I’m interested in another narrative, where girls have sex and parents and boyfriends disappoint them, and life goes on. In those ways, this story engages with some of my most favorite and recurring motifs: separation, abandonment, and how the (often sexual) body fields these losses. I can’t usually pull fancy French theorists out of the air, but I just started A Lover’s Discourse the other day, and in it Roland Barthes writes, “The love story…is the tribute the lover must pay to the world in order to be reconciled with it.” This is so wonderful because it acknowledges the raw-edged back seam to every love story, which is a loss that makes a reconciliation necessary, even if that loss is simply the loss of the self to love. I recognized in this quote something about what I’m often working toward in my own writing—an exploration of the emotional risk of all kinds of love.

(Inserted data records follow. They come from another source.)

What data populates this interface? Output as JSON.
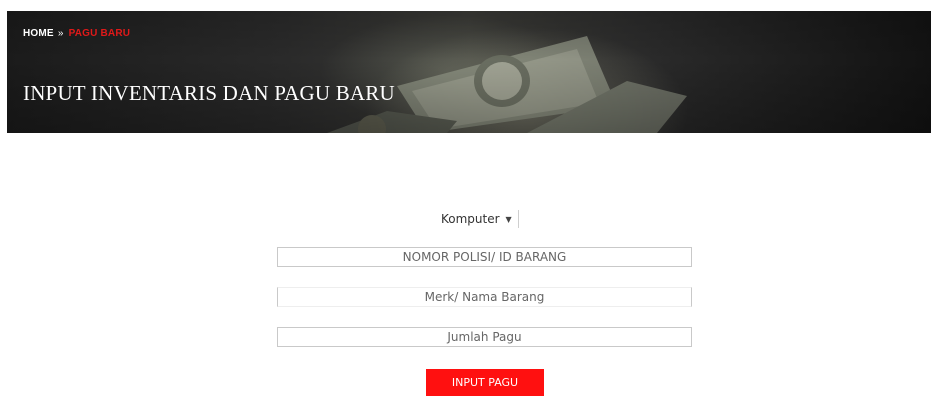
{
  "breadcrumb": {
    "home": "HOME",
    "separator": "»",
    "current": "PAGU BARU"
  },
  "header": {
    "title": "INPUT INVENTARIS DAN PAGU BARU"
  },
  "form": {
    "category_select": {
      "value": "Komputer"
    },
    "fields": [
      {
        "placeholder": "NOMOR POLISI/ ID BARANG"
      },
      {
        "placeholder": "Merk/ Nama Barang"
      },
      {
        "placeholder": "Jumlah Pagu"
      }
    ],
    "submit_label": "INPUT PAGU"
  },
  "colors": {
    "accent": "#ff1010",
    "breadcrumb_current": "#e01919"
  }
}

Notes on Reading

I’m probably only slightly exaggerating when I say, like so many writers, reading is my primary experience of the world. It’s a strange thing to realize, at a young age, when you’re stuck in a sidewalkless subdivision in the middle of a cornfield and everyone in your house is yelling all the time, that books are so much better than real life, but that’s how it goes. We become writers because it’s how we know how to live and be involved in the world we’ve chosen for ourselves. For me, without reading there isn’t any writing. Everything I read is all potentially influential and disruptive but I really like that—I like feeling like my own voice and style are constantly shimmering in response to what I’m reading that day or month or year. I read 124 books for my PhD exams a couple of years ago, and as I read, I felt pulled in all these different directions—one day I was reading Middlemarch and the next day it was the Ethiopian Story. I’d read Blood and Guts in High School in the morning and Pamela at night. It was really wonderful for all this stuff to be jammed into my brain together without regard for genre, taste, school, or period, and it really opened my eyes to how utterly strange fiction is. I mean, it’s self-aware and it folds time and space, and makes a little world for you which you may visit and leave at will. It’s witchcraft.

All that reading has allowed me to find inspiration in some unexpected places. One of the things I loved about Jane Eyre when I read it during my exam year was how Jane had to wander through so many different genres—Gothic, conversion tale, fairy tale, ghost story, hagiography, etc.—in this heroic, Odyssean way in order to get back to her home and her proper love story with Rochester. Inspired by that plot, I’m mixing genres in my own novel-in-progress. In it, different characters are trapped in different genres of their own making (for one character it’s an unpromising romance, for another character, it’s a murder mystery without a murder) and the conflicts in the novel arise from these generic clashes and failures. Right now, I’m reading A Lover’s Discourse by Roland Barthes, which is helping me rethink and reclaim my own work as love stories. I’m actively trying to read more poetry these days, too, because it’s also magic and I think it sharpens my word and sound brain. I just re-read my friend Tim O’Keefe’s beautiful book The Goodbye Town to help with the sharpening and to spend time with him even though he lives 800 miles away. Recently, I’ve found We the Animals by Justin Torres to be a stunning reminder of the new and different things stories and novels can do.


About Susan McCarty

photo: Salisbury University

Susan McCarty’s stories and essays have appeared in The Iowa Review, the Utne Reader, The Collagist, Conjunctions, Indiana Review, Willow Springs, and other journals. Once upon a time, she was an assistant editor at Penguin and Avalon Books. More recently, she’s been an administrative fellow for FC2, an artist-in-residence at VCCA and a Steffensen-Cannon scholar. She has an MFA from Vermont College and a PhD from the University of Utah. She teaches creative writing at Salisbury University.